  5. Check the Allow only this type of editing in the document if you want users to be able to apply certain kind of changes to the document. To do so select the kind of changes you want to allow the user.
  6. Click on Yes, Start Enforcing Protection button.
  7. Save and close.

Disclaimer: Please note that this is not a cracking, not even closer to something that can be called cracking.


public void RemovePasswordFromDocument(string documentPath, string password)
            var app = new Application();
            app.Visible = true;
            object originalFile = documentPath;
            object oFalse = false;
            object missingObject = Missing.Value;
                object generatedPwd = password;
                var doc = app.Documents.Open(ref originalFile,
                                             ref missingObject, ref oFalse,
                                             ref missingObject,
                                             ref generatedPwd, ref generatedPwd,
                                             ref missingObject,
                                             ref generatedPwd, ref generatedPwd);

                if (doc.ProtectionType != WdProtectionType.wdNoProtection)
                    doc.Unprotect(ref generatedPwd);


                app.Documents.Close(ref oFalse, ref missingObject,
                                    ref missingObject);

                app.Quit(ref oFalse, ref oFalse, ref oFalse);


That's it. Code is pretty straightforward. Only thing you need to keep in mind is that your project needs to reference two assemblies Microsoft.Office.Interop.Word.dll and office.dll and these are something that are installed when you install Microsoft office application itself. So no worries.

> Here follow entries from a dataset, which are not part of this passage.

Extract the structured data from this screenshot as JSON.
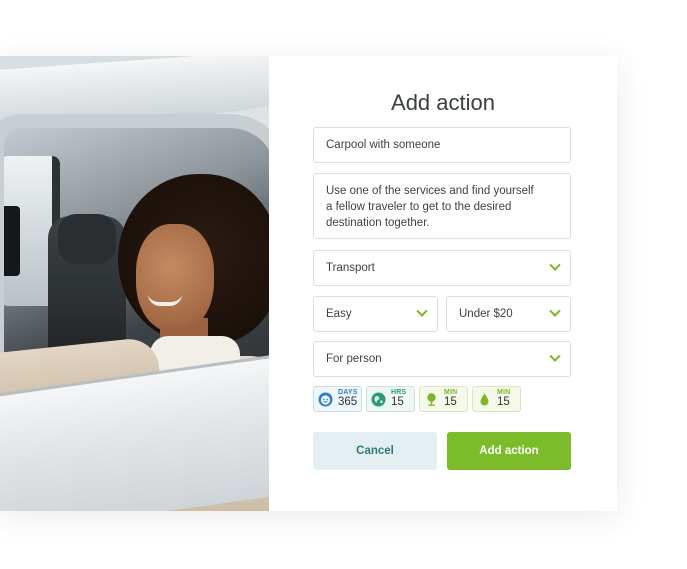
{
  "dialog": {
    "title": "Add action",
    "name_value": "Carpool with someone",
    "description_value": "Use one of the services and find yourself\na fellow traveler to get to the desired\ndestination together.",
    "category_value": "Transport",
    "difficulty_value": "Easy",
    "cost_value": "Under $20",
    "audience_value": "For person",
    "badges": [
      {
        "unit": "DAYS",
        "value": "365",
        "icon": "face-icon",
        "color": "#2f7fc1"
      },
      {
        "unit": "HRS",
        "value": "15",
        "icon": "globe-icon",
        "color": "#2b9a78"
      },
      {
        "unit": "MIN",
        "value": "15",
        "icon": "tree-icon",
        "color": "#7fb52a"
      },
      {
        "unit": "MIN",
        "value": "15",
        "icon": "drop-icon",
        "color": "#7fb52a"
      }
    ],
    "cancel_label": "Cancel",
    "add_label": "Add action"
  },
  "colors": {
    "accent": "#7cbb2a",
    "cancel_bg": "#e3eff0",
    "cancel_text": "#2f7a76"
  }
}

Monday, January 7, 2013

Thought on Preview of Immutable Collections

Did you ever think of having immutable collection in your .net code - a collection that is really thread-safe and gurantees no other thread will ever change it while one thread is sort of reading it? I thought ReadOnlyCollection<T> and ConcurrentBag<T> were to my rescue, but surprisingly they aren’t.

Early this morning while having my regular cup of coffee “keep me updated” time, I came across this news "Preview of Immutable Collections Released on NuGet". Well apparently this immutable collection is something to think about, and not surprisingly Microsoft is already on it. I’m assuming that you are already familiar with the “immutable” concept in .net. If not you can take string as an example. String is one of a kind immutable collection of char, which means whenever you add or remove a character from a string object you get a new one. The state of immutable objects cannot be changed. When you do so, you get a new object instead. The older one is still intact. For more explaination you can always refer to wiki.

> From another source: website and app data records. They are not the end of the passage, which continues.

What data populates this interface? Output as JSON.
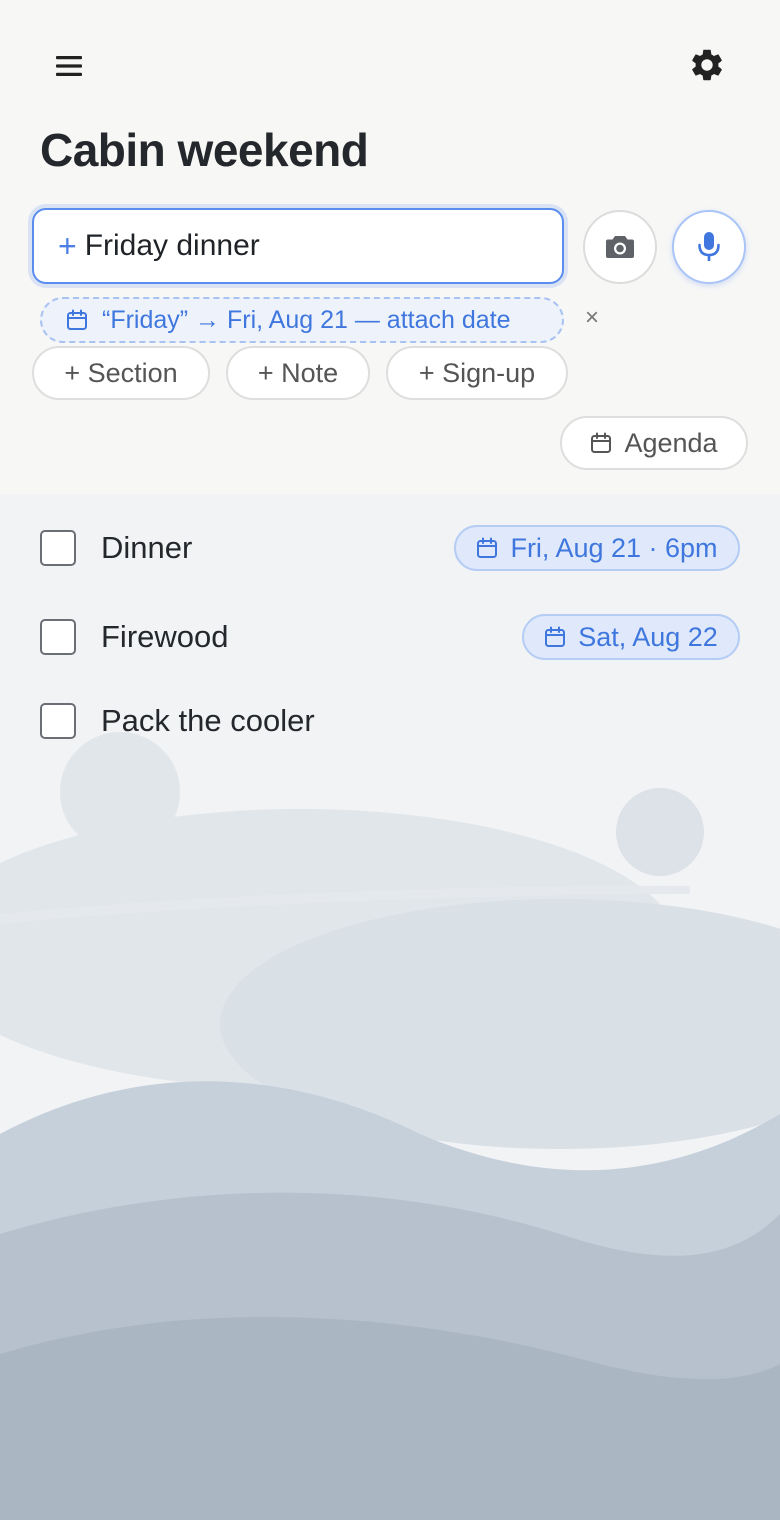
{
  "header": {
    "menu_icon": "hamburger-menu-icon",
    "settings_icon": "gear-icon",
    "title": "Cabin weekend"
  },
  "composer": {
    "plus": "+",
    "value": "Friday dinner",
    "camera_icon": "camera-icon",
    "mic_icon": "microphone-icon",
    "accent": "#5b8def"
  },
  "suggestion": {
    "text": "“Friday” → Fri, Aug 21 — attach date",
    "dismiss": "×"
  },
  "chips": {
    "section": "+ Section",
    "note": "+ Note",
    "signup": "+ Sign-up",
    "agenda": "Agenda"
  },
  "items": [
    {
      "label": "Dinner",
      "date": "Fri, Aug 21 · 6pm",
      "checked": false
    },
    {
      "label": "Firewood",
      "date": "Sat, Aug 22",
      "checked": false
    },
    {
      "label": "Pack the cooler",
      "checked": false
    }
  ]
}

Immutable collections behave in a similar way. If you have grabbed the concept of immutability(getting a different one after changing the original), then you surely must be thinking that this thing is going to cost you some memory and for a huge list- millions of byte. On the contrary, immutable list are stored as immutable binary tree structures instead of flat arrays. This has a huge benefit as the new list returned after changes share the same memory space with the original immutable list.

So what if you want your list to be mutable for an instance, make the necessary changes-addition and removal of the list items and then return back the immutable list once again. This is going to save you some overhead. Bingo....Immutable lists do have a method called ToBuilder() that gives you it’s corresponding Builder class similar to StringBuilder. You can then mutate the collection, and use ToImmutable() function of the builder to return Immutable list again. The concept is very much similar to String and StringBuilder, so won’t be that hard to get used to it.

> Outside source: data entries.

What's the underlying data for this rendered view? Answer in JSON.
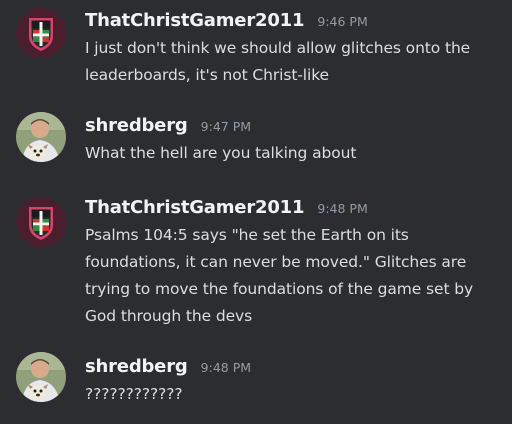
{
  "messages": [
    {
      "username": "ThatChristGamer2011",
      "timestamp": "9:46 PM",
      "avatar_icon": "heraldic-shield-crest-icon",
      "text": "I just don't think we should allow glitches onto the leaderboards, it's not Christ-like"
    },
    {
      "username": "shredberg",
      "timestamp": "9:47 PM",
      "avatar_icon": "user-photo-icon",
      "text": "What the hell are you talking about"
    },
    {
      "username": "ThatChristGamer2011",
      "timestamp": "9:48 PM",
      "avatar_icon": "heraldic-shield-crest-icon",
      "text": "Psalms 104:5 says \"he set the Earth on its foundations, it can never be moved.\" Glitches are trying to move the foundations of the game set by God through the devs"
    },
    {
      "username": "shredberg",
      "timestamp": "9:48 PM",
      "avatar_icon": "user-photo-icon",
      "text": "????????????"
    }
  ],
  "colors": {
    "background": "#2b2d31",
    "username": "#f2f3f5",
    "timestamp": "#949ba4",
    "text": "#dbdee1",
    "crest_border": "#d5446f",
    "crest_field": "#4b1e2e"
  }
}
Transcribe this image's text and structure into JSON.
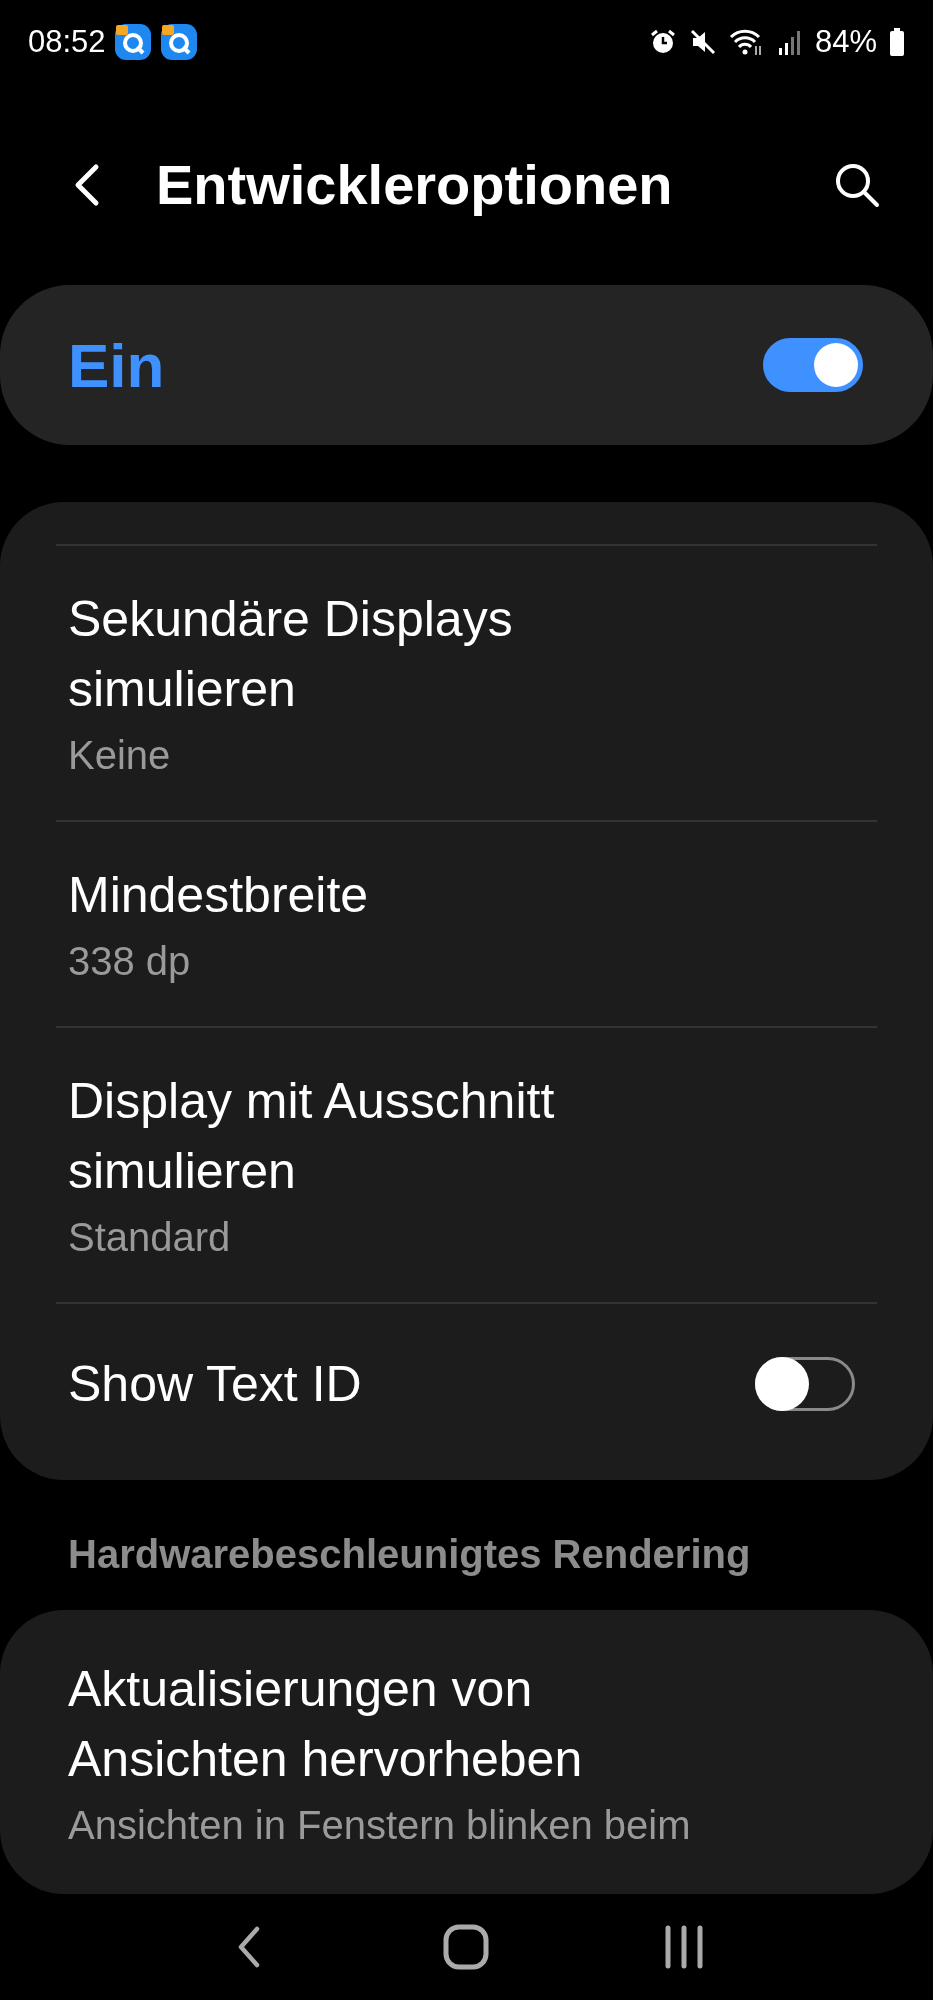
{
  "status_bar": {
    "time": "08:52",
    "battery": "84%"
  },
  "header": {
    "title": "Entwickleroptionen"
  },
  "master_switch": {
    "label": "Ein",
    "on": true
  },
  "settings": [
    {
      "kind": "entry",
      "title": "Sekundäre Displays simulieren",
      "summary": "Keine"
    },
    {
      "kind": "entry",
      "title": "Mindestbreite",
      "summary": "338 dp"
    },
    {
      "kind": "entry",
      "title": "Display mit Ausschnitt simulieren",
      "summary": "Standard"
    },
    {
      "kind": "switch",
      "title": "Show Text ID",
      "on": false
    }
  ],
  "section": {
    "title": "Hardwarebeschleunigtes Rendering",
    "settings": [
      {
        "kind": "entry",
        "title": "Aktualisierungen von Ansichten hervorheben",
        "summary": "Ansichten in Fenstern blinken beim"
      }
    ]
  }
}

Immutable collection seem to be worth trying out. Haven’t done any benchmarking test on it yet, but hopefully somebody will come up with it one day. :) . Do check it out, but make sure you read this post by Eric Lippert as well.